Newton's Second Law
for Rotation about a Fixed Axis
Just because it moves in a circle, an object of mass m must have a centeral force on it -- a radial force, a force toward the center, or a centripetal force.
In addition, consider an object of mass m that has a tangential force on it Ft,
This means the mass m will have a tangential acceleration, at
Ft = m at
For a moment, think of this as a mass m embedded in a massless disk -- like a thin sheet of plexiglass or a thin piece of aluminum.

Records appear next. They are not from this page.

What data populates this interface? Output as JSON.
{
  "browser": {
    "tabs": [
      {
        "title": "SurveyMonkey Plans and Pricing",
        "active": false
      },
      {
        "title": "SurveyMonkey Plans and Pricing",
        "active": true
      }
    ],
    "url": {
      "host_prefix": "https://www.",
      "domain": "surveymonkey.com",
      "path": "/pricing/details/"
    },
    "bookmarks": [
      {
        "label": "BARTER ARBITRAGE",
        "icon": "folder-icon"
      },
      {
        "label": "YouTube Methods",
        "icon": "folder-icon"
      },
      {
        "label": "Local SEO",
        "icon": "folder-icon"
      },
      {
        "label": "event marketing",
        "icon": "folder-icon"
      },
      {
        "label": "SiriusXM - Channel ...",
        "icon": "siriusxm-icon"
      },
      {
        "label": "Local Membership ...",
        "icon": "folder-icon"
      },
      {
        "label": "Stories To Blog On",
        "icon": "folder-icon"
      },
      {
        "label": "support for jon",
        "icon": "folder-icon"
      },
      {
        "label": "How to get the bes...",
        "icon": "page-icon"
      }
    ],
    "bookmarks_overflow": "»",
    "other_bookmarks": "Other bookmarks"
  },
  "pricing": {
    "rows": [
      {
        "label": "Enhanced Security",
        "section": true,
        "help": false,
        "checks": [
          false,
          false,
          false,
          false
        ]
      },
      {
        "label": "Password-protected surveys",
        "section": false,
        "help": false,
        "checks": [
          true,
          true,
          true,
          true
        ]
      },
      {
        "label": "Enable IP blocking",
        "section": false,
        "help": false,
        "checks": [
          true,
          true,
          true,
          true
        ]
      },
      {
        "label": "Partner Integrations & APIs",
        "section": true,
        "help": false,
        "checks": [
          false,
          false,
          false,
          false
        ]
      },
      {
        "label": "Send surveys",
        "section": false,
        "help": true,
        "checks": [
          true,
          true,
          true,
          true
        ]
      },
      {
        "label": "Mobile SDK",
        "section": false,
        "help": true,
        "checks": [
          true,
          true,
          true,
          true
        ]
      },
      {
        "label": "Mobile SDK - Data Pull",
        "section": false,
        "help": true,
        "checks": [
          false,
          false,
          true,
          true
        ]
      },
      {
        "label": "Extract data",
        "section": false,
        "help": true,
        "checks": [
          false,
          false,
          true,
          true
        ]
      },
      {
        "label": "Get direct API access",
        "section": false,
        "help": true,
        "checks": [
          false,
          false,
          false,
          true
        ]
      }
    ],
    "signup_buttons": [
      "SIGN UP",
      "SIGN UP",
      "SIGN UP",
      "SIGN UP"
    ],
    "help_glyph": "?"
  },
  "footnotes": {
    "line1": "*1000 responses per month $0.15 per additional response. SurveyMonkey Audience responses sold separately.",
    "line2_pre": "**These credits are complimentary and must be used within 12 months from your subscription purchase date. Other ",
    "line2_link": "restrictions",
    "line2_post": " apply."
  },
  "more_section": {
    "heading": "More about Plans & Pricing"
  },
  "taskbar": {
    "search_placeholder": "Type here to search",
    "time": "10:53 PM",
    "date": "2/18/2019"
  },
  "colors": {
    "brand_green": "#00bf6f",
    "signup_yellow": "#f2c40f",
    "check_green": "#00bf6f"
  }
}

How can we relate this tangential accleration of the small mass m to the angular accelration of the entire "system" or disk?
at = r
The torque due to a tangential force is clearly
= r Ft
= r ( m at )
= r m ( r )
= [ m r 2 ]
I = m r2
is the moment of intertia, the rotational equivalent of the mass, indeed, the "rotational mass".
Notice, of course, that this rotational version of Newton's Second Law,
looks very much like the linear form
F = m a
with which we are already quite familiar.
This immediate example had only a single mass m. If more masses are involved then, just as before, the moment of inertia is
I = [ mi ri2]
and, for an extended or continuous object, this becomes
r is still the perpendicular distance from the axis of rotation.
Typically the density will be a constant so we will have
Once the moment of inertia is found or given, we are back to applying Newton's Second Law -- this time for rotation,
Examples Torque Work, Power, and Energy Return to ToC, Ch10, Rotation about a Fixed Axis (c) Doug Davis, 2001; all rights reserved